▸ Your goal
Set down the records once more, please, exactly and with the pictures left out.

▸ Available data
----------
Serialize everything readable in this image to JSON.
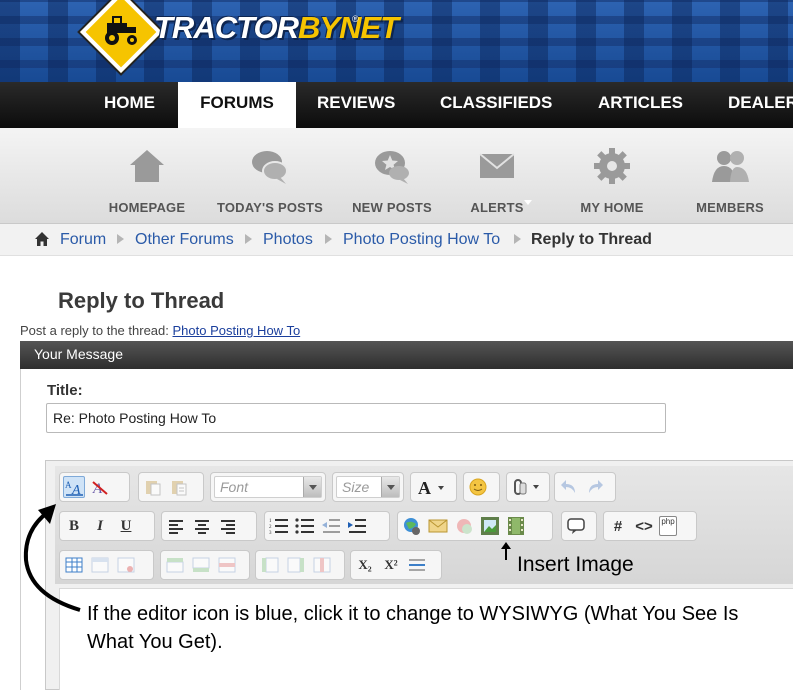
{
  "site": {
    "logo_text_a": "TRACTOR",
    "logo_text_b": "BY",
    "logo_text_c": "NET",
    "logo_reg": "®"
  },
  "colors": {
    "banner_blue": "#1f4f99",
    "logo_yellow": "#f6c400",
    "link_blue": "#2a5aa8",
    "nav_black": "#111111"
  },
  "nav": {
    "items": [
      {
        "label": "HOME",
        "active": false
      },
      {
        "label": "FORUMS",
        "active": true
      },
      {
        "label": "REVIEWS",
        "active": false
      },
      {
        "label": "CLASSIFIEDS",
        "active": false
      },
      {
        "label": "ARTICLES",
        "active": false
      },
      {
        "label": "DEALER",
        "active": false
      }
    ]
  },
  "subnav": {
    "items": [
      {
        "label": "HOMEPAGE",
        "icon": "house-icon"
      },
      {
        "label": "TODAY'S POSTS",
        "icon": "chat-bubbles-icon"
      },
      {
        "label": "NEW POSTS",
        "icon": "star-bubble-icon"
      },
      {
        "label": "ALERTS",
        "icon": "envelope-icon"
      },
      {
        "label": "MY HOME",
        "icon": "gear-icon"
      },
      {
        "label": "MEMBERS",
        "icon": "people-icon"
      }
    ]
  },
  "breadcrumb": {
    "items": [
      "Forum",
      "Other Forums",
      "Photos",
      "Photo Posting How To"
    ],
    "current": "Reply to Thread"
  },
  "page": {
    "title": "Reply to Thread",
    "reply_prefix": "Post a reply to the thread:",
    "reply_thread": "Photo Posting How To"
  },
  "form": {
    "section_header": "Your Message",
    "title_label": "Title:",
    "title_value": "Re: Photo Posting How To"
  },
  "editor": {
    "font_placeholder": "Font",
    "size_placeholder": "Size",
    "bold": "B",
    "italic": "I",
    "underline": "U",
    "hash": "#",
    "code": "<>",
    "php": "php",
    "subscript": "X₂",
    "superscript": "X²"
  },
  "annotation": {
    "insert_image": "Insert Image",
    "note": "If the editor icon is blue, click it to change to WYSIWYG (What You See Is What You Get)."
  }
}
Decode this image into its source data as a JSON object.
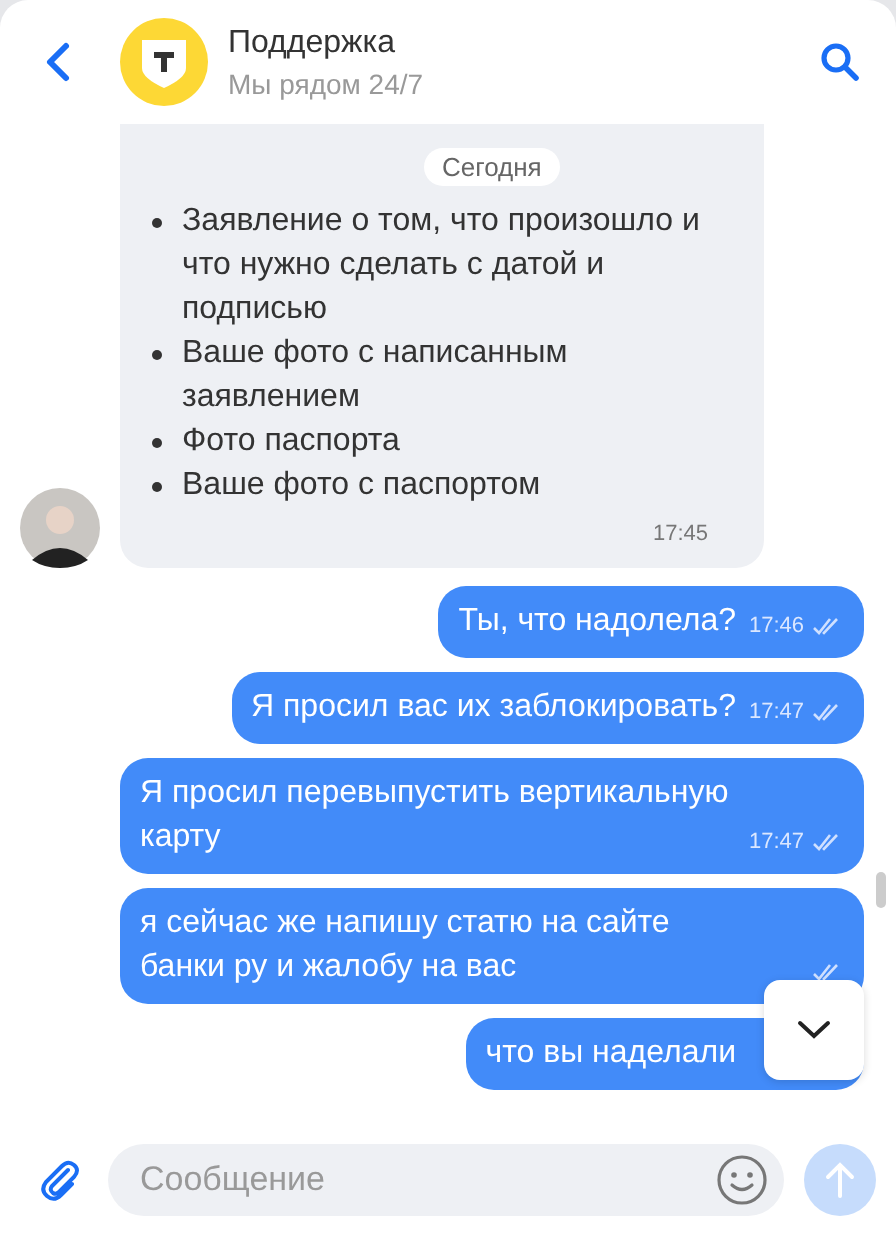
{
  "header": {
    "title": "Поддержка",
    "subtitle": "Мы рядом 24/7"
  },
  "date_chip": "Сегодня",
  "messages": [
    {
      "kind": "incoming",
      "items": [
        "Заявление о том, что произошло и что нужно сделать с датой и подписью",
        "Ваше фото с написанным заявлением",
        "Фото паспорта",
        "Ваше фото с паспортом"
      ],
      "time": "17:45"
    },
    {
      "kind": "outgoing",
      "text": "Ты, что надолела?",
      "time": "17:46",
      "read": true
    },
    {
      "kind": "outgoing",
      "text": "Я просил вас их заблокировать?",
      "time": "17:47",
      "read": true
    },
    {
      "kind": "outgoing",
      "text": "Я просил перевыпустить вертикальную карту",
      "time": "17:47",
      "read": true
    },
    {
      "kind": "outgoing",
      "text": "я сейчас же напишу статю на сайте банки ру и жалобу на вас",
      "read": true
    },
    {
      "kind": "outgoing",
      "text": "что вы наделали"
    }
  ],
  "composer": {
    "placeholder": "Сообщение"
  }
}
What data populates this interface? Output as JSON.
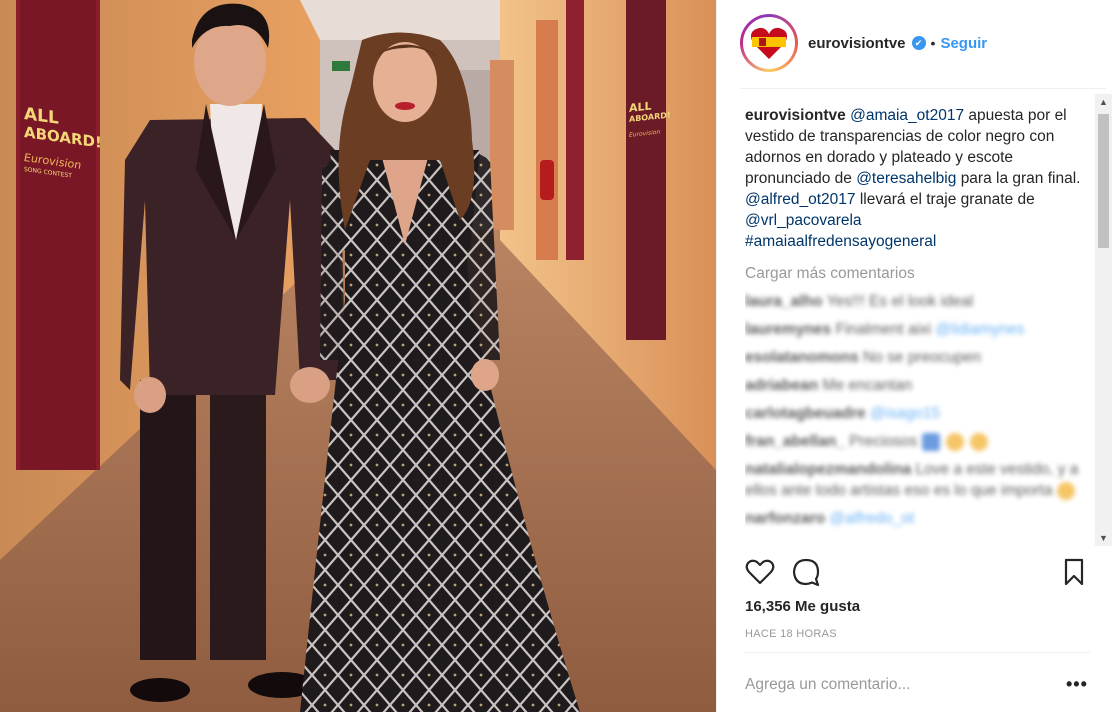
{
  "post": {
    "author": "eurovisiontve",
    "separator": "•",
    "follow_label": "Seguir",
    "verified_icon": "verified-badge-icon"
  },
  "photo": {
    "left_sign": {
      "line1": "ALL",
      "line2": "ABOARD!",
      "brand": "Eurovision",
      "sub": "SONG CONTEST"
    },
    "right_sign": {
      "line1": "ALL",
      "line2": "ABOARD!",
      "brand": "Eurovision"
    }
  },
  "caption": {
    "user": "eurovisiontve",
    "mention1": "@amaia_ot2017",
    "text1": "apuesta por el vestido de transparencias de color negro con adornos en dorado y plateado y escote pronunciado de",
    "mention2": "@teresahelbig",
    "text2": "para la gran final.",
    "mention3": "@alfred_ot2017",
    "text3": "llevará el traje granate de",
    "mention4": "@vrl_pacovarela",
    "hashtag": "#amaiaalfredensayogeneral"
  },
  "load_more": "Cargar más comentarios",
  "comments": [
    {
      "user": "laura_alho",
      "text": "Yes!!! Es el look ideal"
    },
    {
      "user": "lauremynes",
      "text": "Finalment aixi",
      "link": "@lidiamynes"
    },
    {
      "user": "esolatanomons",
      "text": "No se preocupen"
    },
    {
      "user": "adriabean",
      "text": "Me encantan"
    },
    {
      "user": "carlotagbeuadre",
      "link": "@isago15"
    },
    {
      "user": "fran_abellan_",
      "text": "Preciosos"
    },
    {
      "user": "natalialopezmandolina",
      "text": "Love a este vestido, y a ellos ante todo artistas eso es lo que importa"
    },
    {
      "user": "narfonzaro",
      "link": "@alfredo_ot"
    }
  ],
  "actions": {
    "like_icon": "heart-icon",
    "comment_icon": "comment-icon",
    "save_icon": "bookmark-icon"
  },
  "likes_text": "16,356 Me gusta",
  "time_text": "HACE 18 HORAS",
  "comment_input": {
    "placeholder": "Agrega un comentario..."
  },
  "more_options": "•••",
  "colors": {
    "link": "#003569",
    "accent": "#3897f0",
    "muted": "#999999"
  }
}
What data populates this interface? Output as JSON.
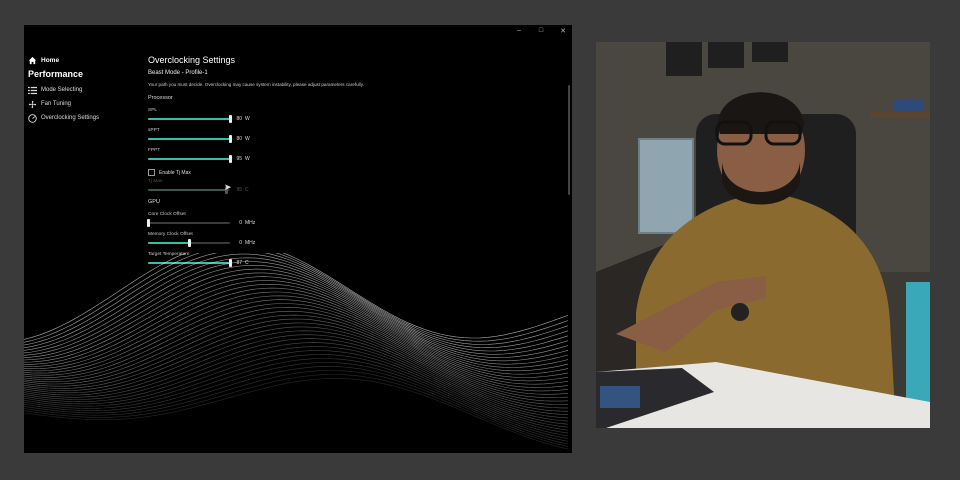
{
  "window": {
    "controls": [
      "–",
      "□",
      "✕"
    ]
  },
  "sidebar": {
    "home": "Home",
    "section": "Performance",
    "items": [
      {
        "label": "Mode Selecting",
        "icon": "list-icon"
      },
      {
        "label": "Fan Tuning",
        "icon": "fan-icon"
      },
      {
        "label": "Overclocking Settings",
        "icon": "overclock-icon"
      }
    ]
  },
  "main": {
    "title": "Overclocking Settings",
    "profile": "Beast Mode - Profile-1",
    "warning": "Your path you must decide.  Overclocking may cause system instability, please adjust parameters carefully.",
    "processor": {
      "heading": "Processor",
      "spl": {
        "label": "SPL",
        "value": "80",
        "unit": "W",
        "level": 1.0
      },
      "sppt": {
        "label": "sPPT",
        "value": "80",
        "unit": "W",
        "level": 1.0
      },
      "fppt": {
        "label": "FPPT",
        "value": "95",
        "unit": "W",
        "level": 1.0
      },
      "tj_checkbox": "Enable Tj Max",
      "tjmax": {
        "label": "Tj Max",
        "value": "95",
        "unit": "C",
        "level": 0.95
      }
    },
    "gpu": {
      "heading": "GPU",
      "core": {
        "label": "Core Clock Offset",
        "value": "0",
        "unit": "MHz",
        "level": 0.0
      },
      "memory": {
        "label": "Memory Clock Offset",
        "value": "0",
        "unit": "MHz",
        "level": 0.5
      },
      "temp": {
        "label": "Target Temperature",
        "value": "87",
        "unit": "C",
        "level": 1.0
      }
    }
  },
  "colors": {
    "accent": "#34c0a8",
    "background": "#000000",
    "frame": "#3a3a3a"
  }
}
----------
▸ Exercise answer
Serialize everything readable in this image to JSON.
{
  "site": {
    "logo_text_a": "TRACTOR",
    "logo_text_b": "BY",
    "logo_text_c": "NET",
    "logo_reg": "®"
  },
  "colors": {
    "banner_blue": "#1f4f99",
    "logo_yellow": "#f6c400",
    "link_blue": "#2a5aa8",
    "nav_black": "#111111"
  },
  "nav": {
    "items": [
      {
        "label": "HOME",
        "active": false
      },
      {
        "label": "FORUMS",
        "active": true
      },
      {
        "label": "REVIEWS",
        "active": false
      },
      {
        "label": "CLASSIFIEDS",
        "active": false
      },
      {
        "label": "ARTICLES",
        "active": false
      },
      {
        "label": "DEALER",
        "active": false
      }
    ]
  },
  "subnav": {
    "items": [
      {
        "label": "HOMEPAGE",
        "icon": "house-icon"
      },
      {
        "label": "TODAY'S POSTS",
        "icon": "chat-bubbles-icon"
      },
      {
        "label": "NEW POSTS",
        "icon": "star-bubble-icon"
      },
      {
        "label": "ALERTS",
        "icon": "envelope-icon"
      },
      {
        "label": "MY HOME",
        "icon": "gear-icon"
      },
      {
        "label": "MEMBERS",
        "icon": "people-icon"
      }
    ]
  },
  "breadcrumb": {
    "items": [
      "Forum",
      "Other Forums",
      "Photos",
      "Photo Posting How To"
    ],
    "current": "Reply to Thread"
  },
  "page": {
    "title": "Reply to Thread",
    "reply_prefix": "Post a reply to the thread:",
    "reply_thread": "Photo Posting How To"
  },
  "form": {
    "section_header": "Your Message",
    "title_label": "Title:",
    "title_value": "Re: Photo Posting How To"
  },
  "editor": {
    "font_placeholder": "Font",
    "size_placeholder": "Size",
    "bold": "B",
    "italic": "I",
    "underline": "U",
    "hash": "#",
    "code": "<>",
    "php": "php",
    "subscript": "X₂",
    "superscript": "X²"
  },
  "annotation": {
    "insert_image": "Insert Image",
    "note": "If the editor icon is blue, click it to change to WYSIWYG (What You See Is What You Get)."
  }
}
Decode this image into its source data as a JSON object.
{
  "header": {
    "title": "Поддержка",
    "subtitle": "Мы рядом 24/7"
  },
  "date_chip": "Сегодня",
  "messages": [
    {
      "kind": "incoming",
      "items": [
        "Заявление о том, что произошло и что нужно сделать с датой и подписью",
        "Ваше фото с написанным заявлением",
        "Фото паспорта",
        "Ваше фото с паспортом"
      ],
      "time": "17:45"
    },
    {
      "kind": "outgoing",
      "text": "Ты, что надолела?",
      "time": "17:46",
      "read": true
    },
    {
      "kind": "outgoing",
      "text": "Я просил вас их заблокировать?",
      "time": "17:47",
      "read": true
    },
    {
      "kind": "outgoing",
      "text": "Я просил перевыпустить вертикальную карту",
      "time": "17:47",
      "read": true
    },
    {
      "kind": "outgoing",
      "text": "я сейчас же напишу статю на сайте банки ру и жалобу на вас",
      "read": true
    },
    {
      "kind": "outgoing",
      "text": "что вы наделали"
    }
  ],
  "composer": {
    "placeholder": "Сообщение"
  }
}
What data populates this interface? Output as JSON.
{
  "post": {
    "author": "eurovisiontve",
    "separator": "•",
    "follow_label": "Seguir",
    "verified_icon": "verified-badge-icon"
  },
  "photo": {
    "left_sign": {
      "line1": "ALL",
      "line2": "ABOARD!",
      "brand": "Eurovision",
      "sub": "SONG CONTEST"
    },
    "right_sign": {
      "line1": "ALL",
      "line2": "ABOARD!",
      "brand": "Eurovision"
    }
  },
  "caption": {
    "user": "eurovisiontve",
    "mention1": "@amaia_ot2017",
    "text1": "apuesta por el vestido de transparencias de color negro con adornos en dorado y plateado y escote pronunciado de",
    "mention2": "@teresahelbig",
    "text2": "para la gran final.",
    "mention3": "@alfred_ot2017",
    "text3": "llevará el traje granate de",
    "mention4": "@vrl_pacovarela",
    "hashtag": "#amaiaalfredensayogeneral"
  },
  "load_more": "Cargar más comentarios",
  "comments": [
    {
      "user": "laura_alho",
      "text": "Yes!!! Es el look ideal"
    },
    {
      "user": "lauremynes",
      "text": "Finalment aixi",
      "link": "@lidiamynes"
    },
    {
      "user": "esolatanomons",
      "text": "No se preocupen"
    },
    {
      "user": "adriabean",
      "text": "Me encantan"
    },
    {
      "user": "carlotagbeuadre",
      "link": "@isago15"
    },
    {
      "user": "fran_abellan_",
      "text": "Preciosos"
    },
    {
      "user": "natalialopezmandolina",
      "text": "Love a este vestido, y a ellos ante todo artistas eso es lo que importa"
    },
    {
      "user": "narfonzaro",
      "link": "@alfredo_ot"
    }
  ],
  "actions": {
    "like_icon": "heart-icon",
    "comment_icon": "comment-icon",
    "save_icon": "bookmark-icon"
  },
  "likes_text": "16,356 Me gusta",
  "time_text": "HACE 18 HORAS",
  "comment_input": {
    "placeholder": "Agrega un comentario..."
  },
  "more_options": "•••",
  "colors": {
    "link": "#003569",
    "accent": "#3897f0",
    "muted": "#999999"
  }
}
What data populates this interface? Output as JSON.
{
  "window": {
    "controls": [
      "–",
      "□",
      "✕"
    ]
  },
  "sidebar": {
    "home": "Home",
    "section": "Performance",
    "items": [
      {
        "label": "Mode Selecting",
        "icon": "list-icon"
      },
      {
        "label": "Fan Tuning",
        "icon": "fan-icon"
      },
      {
        "label": "Overclocking Settings",
        "icon": "overclock-icon"
      }
    ]
  },
  "main": {
    "title": "Overclocking Settings",
    "profile": "Beast Mode - Profile-1",
    "warning": "Your path you must decide.  Overclocking may cause system instability, please adjust parameters carefully.",
    "processor": {
      "heading": "Processor",
      "spl": {
        "label": "SPL",
        "value": "80",
        "unit": "W",
        "level": 1.0
      },
      "sppt": {
        "label": "sPPT",
        "value": "80",
        "unit": "W",
        "level": 1.0
      },
      "fppt": {
        "label": "FPPT",
        "value": "95",
        "unit": "W",
        "level": 1.0
      },
      "tj_checkbox": "Enable Tj Max",
      "tjmax": {
        "label": "Tj Max",
        "value": "95",
        "unit": "C",
        "level": 0.95
      }
    },
    "gpu": {
      "heading": "GPU",
      "core": {
        "label": "Core Clock Offset",
        "value": "0",
        "unit": "MHz",
        "level": 0.0
      },
      "memory": {
        "label": "Memory Clock Offset",
        "value": "0",
        "unit": "MHz",
        "level": 0.5
      },
      "temp": {
        "label": "Target Temperature",
        "value": "87",
        "unit": "C",
        "level": 1.0
      }
    }
  },
  "colors": {
    "accent": "#34c0a8",
    "background": "#000000",
    "frame": "#3a3a3a"
  }
}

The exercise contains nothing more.